What you will do
What you hand back must match the records word for word, with no pictures.

######

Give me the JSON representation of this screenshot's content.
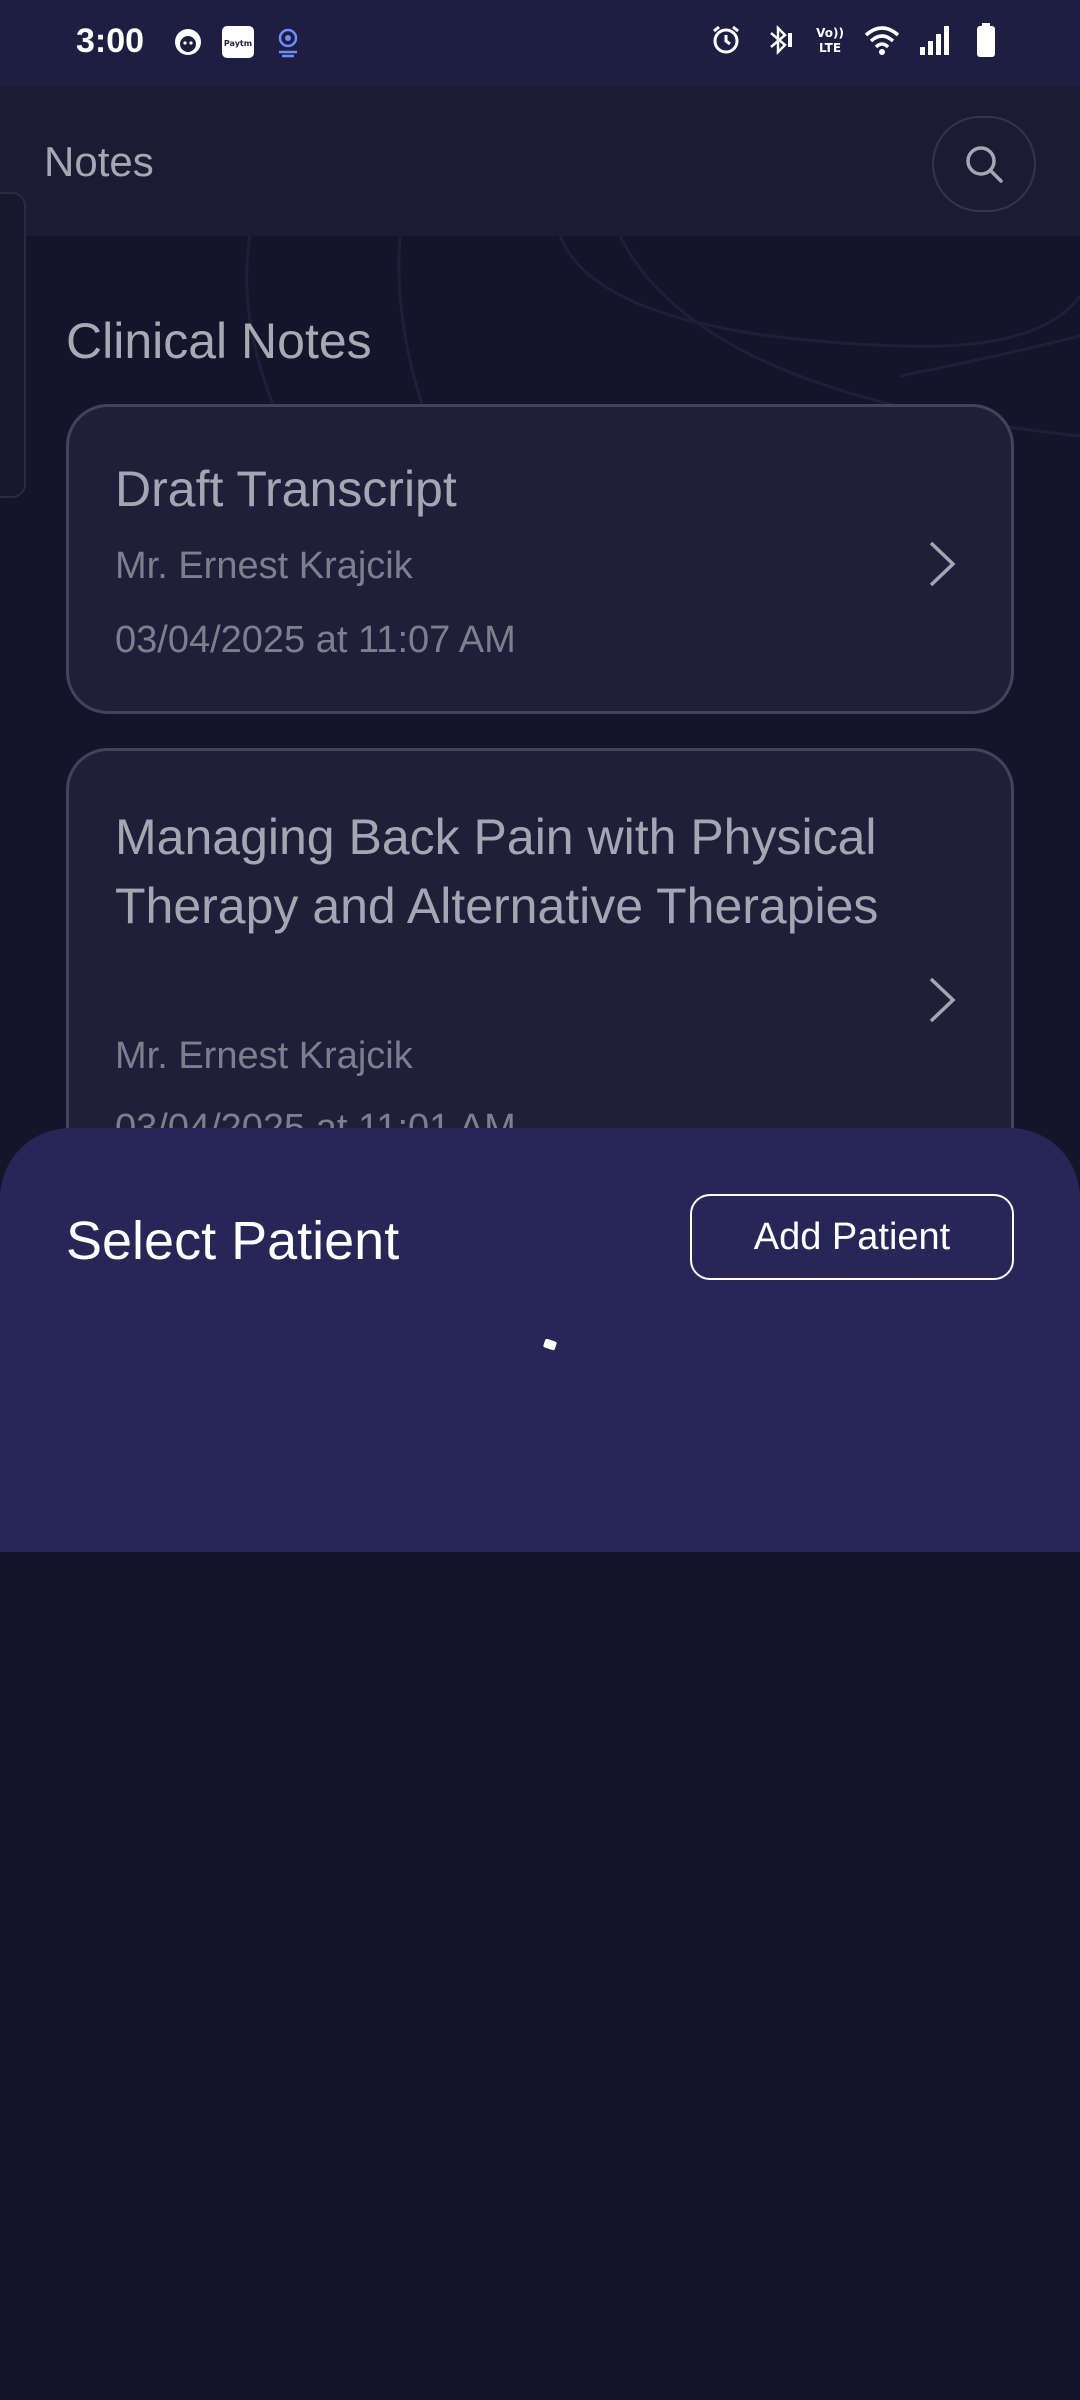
{
  "status_bar": {
    "time": "3:00",
    "left_icons": [
      "face-icon",
      "paytm-icon",
      "location-pin-icon"
    ],
    "right_icons": [
      "alarm-icon",
      "bluetooth-icon",
      "volte-icon",
      "wifi-icon",
      "signal-icon",
      "battery-icon"
    ],
    "paytm_text": "Paytm",
    "volte_text_top": "Vo))",
    "volte_text_bottom": "LTE"
  },
  "app_bar": {
    "title": "Notes",
    "search_icon": "search-icon"
  },
  "section": {
    "title": "Clinical Notes"
  },
  "notes": [
    {
      "title": "Draft Transcript",
      "patient": "Mr. Ernest Krajcik",
      "date": "03/04/2025 at 11:07 AM"
    },
    {
      "title": "Managing Back Pain with Physical Therapy and Alternative Therapies",
      "patient": "Mr. Ernest Krajcik",
      "date": "03/04/2025 at 11:01 AM"
    }
  ],
  "sheet": {
    "title": "Select Patient",
    "add_button": "Add Patient"
  },
  "colors": {
    "background": "#14142a",
    "status_bar": "#1e1e42",
    "app_bar": "#1b1b33",
    "card": "#201f3a",
    "card_border": "#45435a",
    "sheet": "#272656"
  }
}
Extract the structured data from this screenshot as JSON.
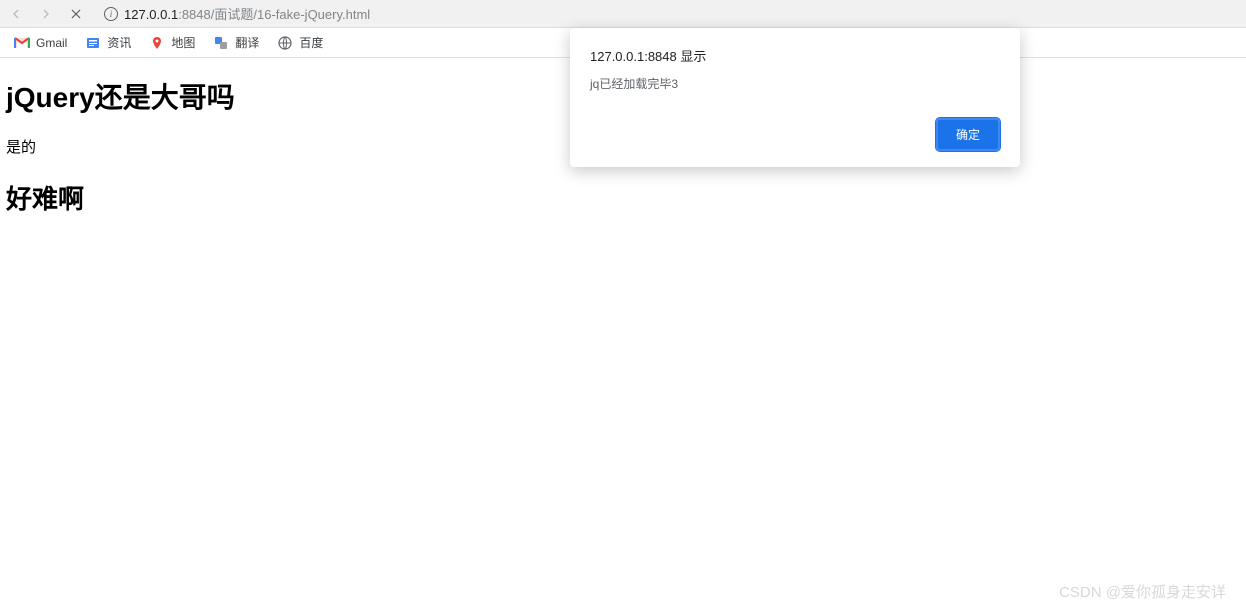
{
  "toolbar": {
    "url_host": "127.0.0.1",
    "url_port": ":8848",
    "url_path": "/面试题/16-fake-jQuery.html"
  },
  "bookmarks": [
    {
      "label": "Gmail",
      "icon": "gmail"
    },
    {
      "label": "资讯",
      "icon": "news"
    },
    {
      "label": "地图",
      "icon": "maps"
    },
    {
      "label": "翻译",
      "icon": "translate"
    },
    {
      "label": "百度",
      "icon": "baidu"
    }
  ],
  "page": {
    "heading1": "jQuery还是大哥吗",
    "paragraph": "是的",
    "heading2": "好难啊"
  },
  "dialog": {
    "title": "127.0.0.1:8848 显示",
    "message": "jq已经加载完毕3",
    "ok_label": "确定"
  },
  "watermark": "CSDN @爱你孤身走安详"
}
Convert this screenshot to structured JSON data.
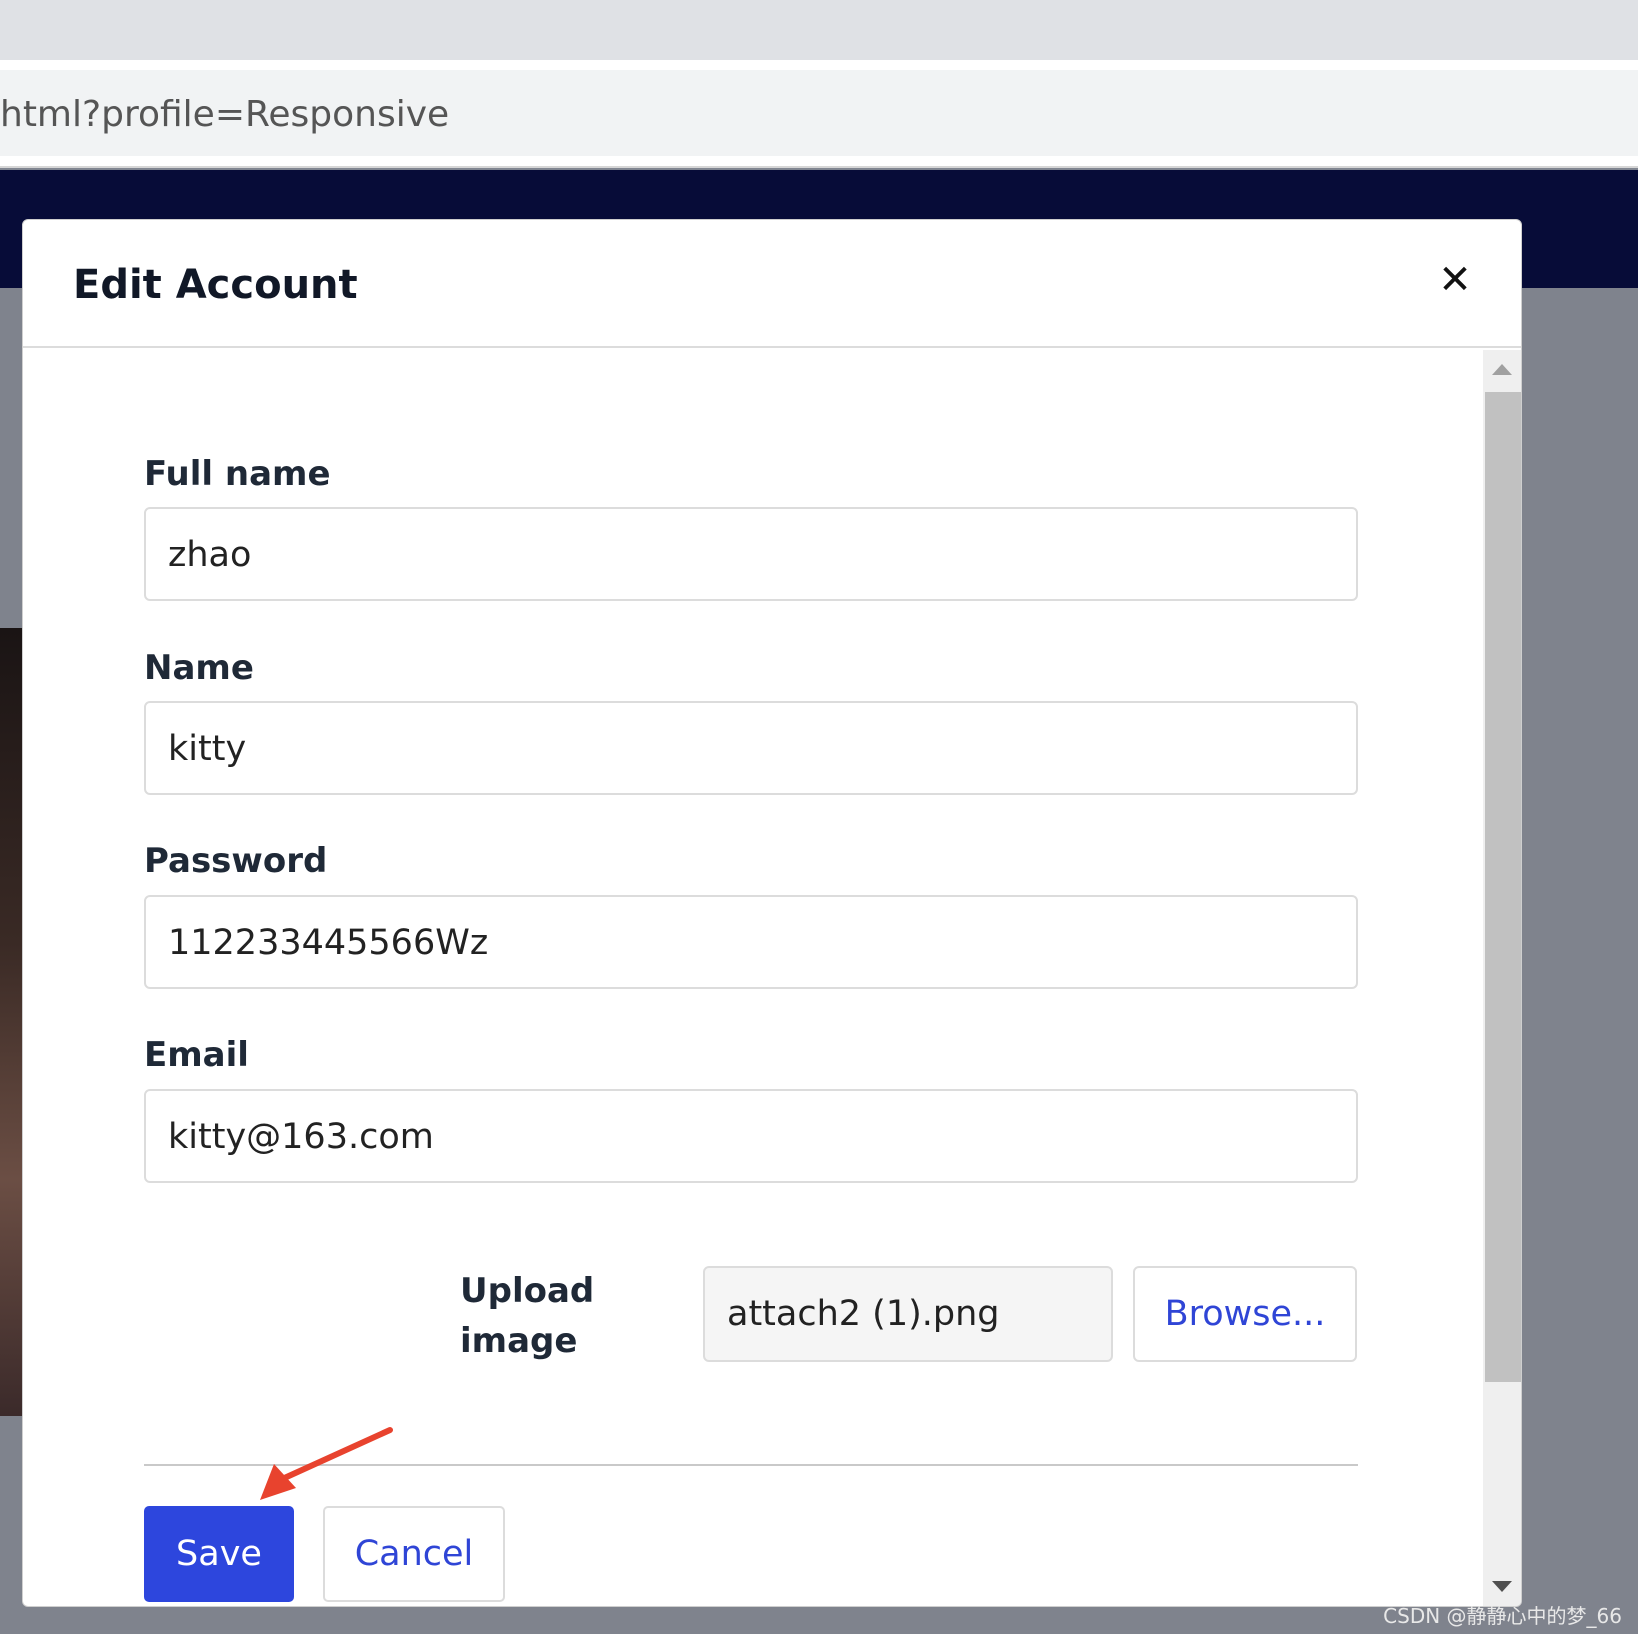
{
  "browser": {
    "url": "html?profile=Responsive"
  },
  "modal": {
    "title": "Edit Account",
    "close_icon": "close-icon",
    "fields": [
      {
        "label": "Full name",
        "value": "zhao"
      },
      {
        "label": "Name",
        "value": "kitty"
      },
      {
        "label": "Password",
        "value": "112233445566Wz"
      },
      {
        "label": "Email",
        "value": "kitty@163.com"
      }
    ],
    "upload": {
      "label": "Upload image",
      "file_name": "attach2 (1).png",
      "browse_label": "Browse..."
    },
    "actions": {
      "save_label": "Save",
      "cancel_label": "Cancel"
    }
  },
  "annotation": {
    "arrow_color": "#e8432e"
  },
  "watermark": "CSDN @静静心中的梦_66",
  "colors": {
    "primary": "#2d46dd",
    "nav_background": "#070c38",
    "link": "#2f45d6"
  }
}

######

Answer section
Give me the JSON representation of this screenshot's content.
{
  "status_bar": {
    "time": "3:00",
    "left_icons": [
      "face-icon",
      "paytm-icon",
      "location-pin-icon"
    ],
    "right_icons": [
      "alarm-icon",
      "bluetooth-icon",
      "volte-icon",
      "wifi-icon",
      "signal-icon",
      "battery-icon"
    ],
    "paytm_text": "Paytm",
    "volte_text_top": "Vo))",
    "volte_text_bottom": "LTE"
  },
  "app_bar": {
    "title": "Notes",
    "search_icon": "search-icon"
  },
  "section": {
    "title": "Clinical Notes"
  },
  "notes": [
    {
      "title": "Draft Transcript",
      "patient": "Mr. Ernest Krajcik",
      "date": "03/04/2025 at 11:07 AM"
    },
    {
      "title": "Managing Back Pain with Physical Therapy and Alternative Therapies",
      "patient": "Mr. Ernest Krajcik",
      "date": "03/04/2025 at 11:01 AM"
    }
  ],
  "sheet": {
    "title": "Select Patient",
    "add_button": "Add Patient"
  },
  "colors": {
    "background": "#14142a",
    "status_bar": "#1e1e42",
    "app_bar": "#1b1b33",
    "card": "#201f3a",
    "card_border": "#45435a",
    "sheet": "#272656"
  }
}
Extract the structured data from this screenshot as JSON.
{
  "toolbar": {
    "url_host": "127.0.0.1",
    "url_port": ":8848",
    "url_path": "/面试题/16-fake-jQuery.html"
  },
  "bookmarks": [
    {
      "label": "Gmail",
      "icon": "gmail"
    },
    {
      "label": "资讯",
      "icon": "news"
    },
    {
      "label": "地图",
      "icon": "maps"
    },
    {
      "label": "翻译",
      "icon": "translate"
    },
    {
      "label": "百度",
      "icon": "baidu"
    }
  ],
  "page": {
    "heading1": "jQuery还是大哥吗",
    "paragraph": "是的",
    "heading2": "好难啊"
  },
  "dialog": {
    "title": "127.0.0.1:8848 显示",
    "message": "jq已经加载完毕3",
    "ok_label": "确定"
  },
  "watermark": "CSDN @爱你孤身走安详"
}
Convert this screenshot to structured JSON data.
{
  "browser": {
    "url": "html?profile=Responsive"
  },
  "modal": {
    "title": "Edit Account",
    "close_icon": "close-icon",
    "fields": [
      {
        "label": "Full name",
        "value": "zhao"
      },
      {
        "label": "Name",
        "value": "kitty"
      },
      {
        "label": "Password",
        "value": "112233445566Wz"
      },
      {
        "label": "Email",
        "value": "kitty@163.com"
      }
    ],
    "upload": {
      "label": "Upload image",
      "file_name": "attach2 (1).png",
      "browse_label": "Browse..."
    },
    "actions": {
      "save_label": "Save",
      "cancel_label": "Cancel"
    }
  },
  "annotation": {
    "arrow_color": "#e8432e"
  },
  "watermark": "CSDN @静静心中的梦_66",
  "colors": {
    "primary": "#2d46dd",
    "nav_background": "#070c38",
    "link": "#2f45d6"
  }
}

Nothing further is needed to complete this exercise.